There’s no rush, of course, since we expect at least DirectX 12 Ultimate updates for Windows 10 until the end of support, but if want to experience the next development in gaming features Windows 11 is the place to do it for the foreseeable future.
Next-generation CPU Support
The latest Alder Lake CPUs (that’s the 12th-generation models) from Intel brings a new hybrid architecture to desktop computers with high-performance cores and efficient cores mixed together for maximum efficiency. This is great for gaming because it means that games have full access to high-performance cores while the efficient cores take care of background housekeeping tasks and gaming-adjacent applications like Discord or streaming apps.
At the time of writing in February 2022, only Windows 11 fully supports these CPUs and the complex task scheduling intelligence needed to make sure the right processor gets the right job.
Xbox Features We’d Like to See in Windows 11

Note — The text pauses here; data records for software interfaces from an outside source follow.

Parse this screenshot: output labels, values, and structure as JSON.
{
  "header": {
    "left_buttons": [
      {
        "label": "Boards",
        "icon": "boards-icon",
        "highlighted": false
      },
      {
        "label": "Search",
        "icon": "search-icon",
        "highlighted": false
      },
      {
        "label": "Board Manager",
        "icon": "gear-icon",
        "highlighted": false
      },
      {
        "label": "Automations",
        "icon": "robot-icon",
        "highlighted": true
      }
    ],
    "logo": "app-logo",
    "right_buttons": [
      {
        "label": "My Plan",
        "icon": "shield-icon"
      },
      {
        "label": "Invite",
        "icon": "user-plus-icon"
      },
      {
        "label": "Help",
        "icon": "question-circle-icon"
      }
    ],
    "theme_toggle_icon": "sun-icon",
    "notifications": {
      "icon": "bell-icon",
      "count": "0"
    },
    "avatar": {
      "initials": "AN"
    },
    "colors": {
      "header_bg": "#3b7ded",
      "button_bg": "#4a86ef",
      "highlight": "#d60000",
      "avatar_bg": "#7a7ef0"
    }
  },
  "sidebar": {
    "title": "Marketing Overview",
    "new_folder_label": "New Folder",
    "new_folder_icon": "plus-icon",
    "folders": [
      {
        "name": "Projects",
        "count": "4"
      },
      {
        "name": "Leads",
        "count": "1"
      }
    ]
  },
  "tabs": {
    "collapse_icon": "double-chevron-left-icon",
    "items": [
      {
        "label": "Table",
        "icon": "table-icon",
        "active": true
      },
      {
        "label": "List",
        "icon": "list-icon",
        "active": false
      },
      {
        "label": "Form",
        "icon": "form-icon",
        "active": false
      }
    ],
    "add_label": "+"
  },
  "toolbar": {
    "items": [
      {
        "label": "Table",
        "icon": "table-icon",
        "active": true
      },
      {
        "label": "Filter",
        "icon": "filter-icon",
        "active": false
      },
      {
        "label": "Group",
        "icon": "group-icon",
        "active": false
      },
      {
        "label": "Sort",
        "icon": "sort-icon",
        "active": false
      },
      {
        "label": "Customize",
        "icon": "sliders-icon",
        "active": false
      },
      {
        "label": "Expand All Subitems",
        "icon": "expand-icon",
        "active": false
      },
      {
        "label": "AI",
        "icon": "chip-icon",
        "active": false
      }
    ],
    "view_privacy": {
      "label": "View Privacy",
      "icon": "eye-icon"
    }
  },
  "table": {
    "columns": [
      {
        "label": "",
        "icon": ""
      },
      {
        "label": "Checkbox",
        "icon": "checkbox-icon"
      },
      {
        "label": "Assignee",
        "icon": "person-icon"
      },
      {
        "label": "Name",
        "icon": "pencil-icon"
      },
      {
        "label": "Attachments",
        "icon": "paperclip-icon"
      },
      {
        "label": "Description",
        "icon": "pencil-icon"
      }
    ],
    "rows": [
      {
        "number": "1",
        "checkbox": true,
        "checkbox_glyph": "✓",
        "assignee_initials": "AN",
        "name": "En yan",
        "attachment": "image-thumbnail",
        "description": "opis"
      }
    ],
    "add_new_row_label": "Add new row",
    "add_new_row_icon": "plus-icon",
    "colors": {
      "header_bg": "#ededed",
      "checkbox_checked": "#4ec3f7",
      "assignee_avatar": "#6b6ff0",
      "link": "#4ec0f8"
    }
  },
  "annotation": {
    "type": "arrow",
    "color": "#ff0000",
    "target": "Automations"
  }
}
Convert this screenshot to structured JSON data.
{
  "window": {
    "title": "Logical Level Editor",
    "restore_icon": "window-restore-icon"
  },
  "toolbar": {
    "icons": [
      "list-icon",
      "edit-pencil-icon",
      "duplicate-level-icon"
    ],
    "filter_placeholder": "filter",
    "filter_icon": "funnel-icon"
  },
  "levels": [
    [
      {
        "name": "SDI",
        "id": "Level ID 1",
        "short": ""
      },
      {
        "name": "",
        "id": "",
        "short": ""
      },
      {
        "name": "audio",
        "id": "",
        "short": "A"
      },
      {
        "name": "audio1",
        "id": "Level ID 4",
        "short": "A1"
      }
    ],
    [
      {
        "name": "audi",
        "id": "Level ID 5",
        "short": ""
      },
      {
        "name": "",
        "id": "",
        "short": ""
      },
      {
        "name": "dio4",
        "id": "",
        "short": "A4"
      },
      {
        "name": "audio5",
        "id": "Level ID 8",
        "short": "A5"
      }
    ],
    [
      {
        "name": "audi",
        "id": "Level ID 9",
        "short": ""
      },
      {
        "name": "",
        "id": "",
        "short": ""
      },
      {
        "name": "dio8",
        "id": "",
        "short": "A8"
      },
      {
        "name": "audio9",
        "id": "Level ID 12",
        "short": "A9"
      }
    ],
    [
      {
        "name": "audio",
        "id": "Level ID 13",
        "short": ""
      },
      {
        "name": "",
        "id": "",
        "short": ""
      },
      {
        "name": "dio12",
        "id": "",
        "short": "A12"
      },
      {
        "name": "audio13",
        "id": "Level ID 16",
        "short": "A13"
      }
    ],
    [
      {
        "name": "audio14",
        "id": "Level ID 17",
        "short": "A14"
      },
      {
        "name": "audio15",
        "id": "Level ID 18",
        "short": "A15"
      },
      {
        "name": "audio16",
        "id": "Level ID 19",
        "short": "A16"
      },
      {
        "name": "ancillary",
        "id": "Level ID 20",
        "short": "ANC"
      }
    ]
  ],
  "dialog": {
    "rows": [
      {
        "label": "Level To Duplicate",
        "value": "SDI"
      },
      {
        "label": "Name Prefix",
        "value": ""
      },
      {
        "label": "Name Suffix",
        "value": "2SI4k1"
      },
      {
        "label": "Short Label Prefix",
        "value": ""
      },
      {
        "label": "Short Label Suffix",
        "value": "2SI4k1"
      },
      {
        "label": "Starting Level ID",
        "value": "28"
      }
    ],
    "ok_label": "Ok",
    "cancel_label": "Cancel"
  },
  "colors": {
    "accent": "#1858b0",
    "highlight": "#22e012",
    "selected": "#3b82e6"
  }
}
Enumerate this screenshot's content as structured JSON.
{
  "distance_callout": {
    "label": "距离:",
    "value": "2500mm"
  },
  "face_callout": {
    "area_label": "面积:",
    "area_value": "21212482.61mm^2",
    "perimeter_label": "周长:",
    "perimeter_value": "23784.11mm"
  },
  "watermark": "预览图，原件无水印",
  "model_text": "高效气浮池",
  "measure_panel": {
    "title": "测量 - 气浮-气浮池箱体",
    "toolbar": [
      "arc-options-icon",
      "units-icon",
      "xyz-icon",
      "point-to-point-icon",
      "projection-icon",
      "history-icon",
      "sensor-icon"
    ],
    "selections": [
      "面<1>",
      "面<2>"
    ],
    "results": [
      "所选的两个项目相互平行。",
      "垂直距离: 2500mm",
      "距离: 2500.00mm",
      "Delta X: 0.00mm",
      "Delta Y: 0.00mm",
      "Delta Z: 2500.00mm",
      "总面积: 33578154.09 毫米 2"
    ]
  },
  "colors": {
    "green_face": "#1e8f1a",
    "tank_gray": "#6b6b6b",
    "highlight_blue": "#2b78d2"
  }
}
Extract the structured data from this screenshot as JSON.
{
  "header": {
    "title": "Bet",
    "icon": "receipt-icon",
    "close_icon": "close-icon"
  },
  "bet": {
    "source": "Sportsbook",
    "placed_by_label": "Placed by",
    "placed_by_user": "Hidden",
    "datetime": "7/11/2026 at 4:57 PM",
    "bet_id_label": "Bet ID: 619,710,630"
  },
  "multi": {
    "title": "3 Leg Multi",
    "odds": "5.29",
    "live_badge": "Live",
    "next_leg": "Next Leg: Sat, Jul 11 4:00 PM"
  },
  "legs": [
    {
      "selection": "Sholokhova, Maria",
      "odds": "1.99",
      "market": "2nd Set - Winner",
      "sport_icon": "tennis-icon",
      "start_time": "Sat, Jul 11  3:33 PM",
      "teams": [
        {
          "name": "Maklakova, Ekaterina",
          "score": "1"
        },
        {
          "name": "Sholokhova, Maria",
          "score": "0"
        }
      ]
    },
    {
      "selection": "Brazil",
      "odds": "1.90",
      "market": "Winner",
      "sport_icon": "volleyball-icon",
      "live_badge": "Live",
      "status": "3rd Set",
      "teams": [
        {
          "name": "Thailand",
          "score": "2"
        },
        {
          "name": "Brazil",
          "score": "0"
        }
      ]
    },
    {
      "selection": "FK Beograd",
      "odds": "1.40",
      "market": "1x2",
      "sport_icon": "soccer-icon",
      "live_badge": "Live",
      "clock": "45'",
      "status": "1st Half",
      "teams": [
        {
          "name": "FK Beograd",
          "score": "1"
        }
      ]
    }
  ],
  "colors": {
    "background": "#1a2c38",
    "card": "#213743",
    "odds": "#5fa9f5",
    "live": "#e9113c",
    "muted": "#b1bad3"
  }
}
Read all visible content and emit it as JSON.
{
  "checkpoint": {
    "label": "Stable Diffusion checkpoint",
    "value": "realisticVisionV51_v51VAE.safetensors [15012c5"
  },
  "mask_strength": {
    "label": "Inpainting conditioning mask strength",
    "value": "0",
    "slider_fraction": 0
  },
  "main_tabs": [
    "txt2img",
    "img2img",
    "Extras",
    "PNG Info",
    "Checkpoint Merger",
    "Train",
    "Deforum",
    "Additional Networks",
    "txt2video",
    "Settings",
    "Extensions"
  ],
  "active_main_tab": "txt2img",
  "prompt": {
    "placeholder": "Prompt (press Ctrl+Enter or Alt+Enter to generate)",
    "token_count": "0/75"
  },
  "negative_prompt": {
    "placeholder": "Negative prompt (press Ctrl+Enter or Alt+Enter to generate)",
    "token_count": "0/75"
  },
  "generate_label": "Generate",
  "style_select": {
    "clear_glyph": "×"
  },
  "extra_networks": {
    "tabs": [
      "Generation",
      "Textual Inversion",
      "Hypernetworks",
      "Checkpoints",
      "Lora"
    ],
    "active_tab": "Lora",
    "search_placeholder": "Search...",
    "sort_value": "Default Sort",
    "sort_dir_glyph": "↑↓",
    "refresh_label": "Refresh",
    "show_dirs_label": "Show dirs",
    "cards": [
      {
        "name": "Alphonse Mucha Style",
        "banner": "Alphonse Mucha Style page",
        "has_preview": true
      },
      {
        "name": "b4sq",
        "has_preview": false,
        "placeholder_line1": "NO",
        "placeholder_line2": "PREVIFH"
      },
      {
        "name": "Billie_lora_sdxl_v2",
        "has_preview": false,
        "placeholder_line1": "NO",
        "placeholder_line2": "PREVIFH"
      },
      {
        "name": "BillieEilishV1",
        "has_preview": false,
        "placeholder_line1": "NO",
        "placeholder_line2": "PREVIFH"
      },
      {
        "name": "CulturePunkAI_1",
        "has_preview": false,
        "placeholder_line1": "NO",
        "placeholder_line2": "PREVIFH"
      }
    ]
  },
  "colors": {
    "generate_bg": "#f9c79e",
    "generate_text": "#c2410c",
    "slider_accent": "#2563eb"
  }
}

While features like Auto-HDR and DirectStorage are welcome indeed, there are still some features that only exist on Microsoft’s latest consoles. In particular, we’d love to see the Xbox’s Quick Resume come to Windows PCs. This feature saves a snapshot of a game to your SSD and lets you instantly resume a game from where you were last playing. This feature makes more sense on a gaming console where multiple people share the same system, but it would still be nice as an option on Windows 11 gaming PCs!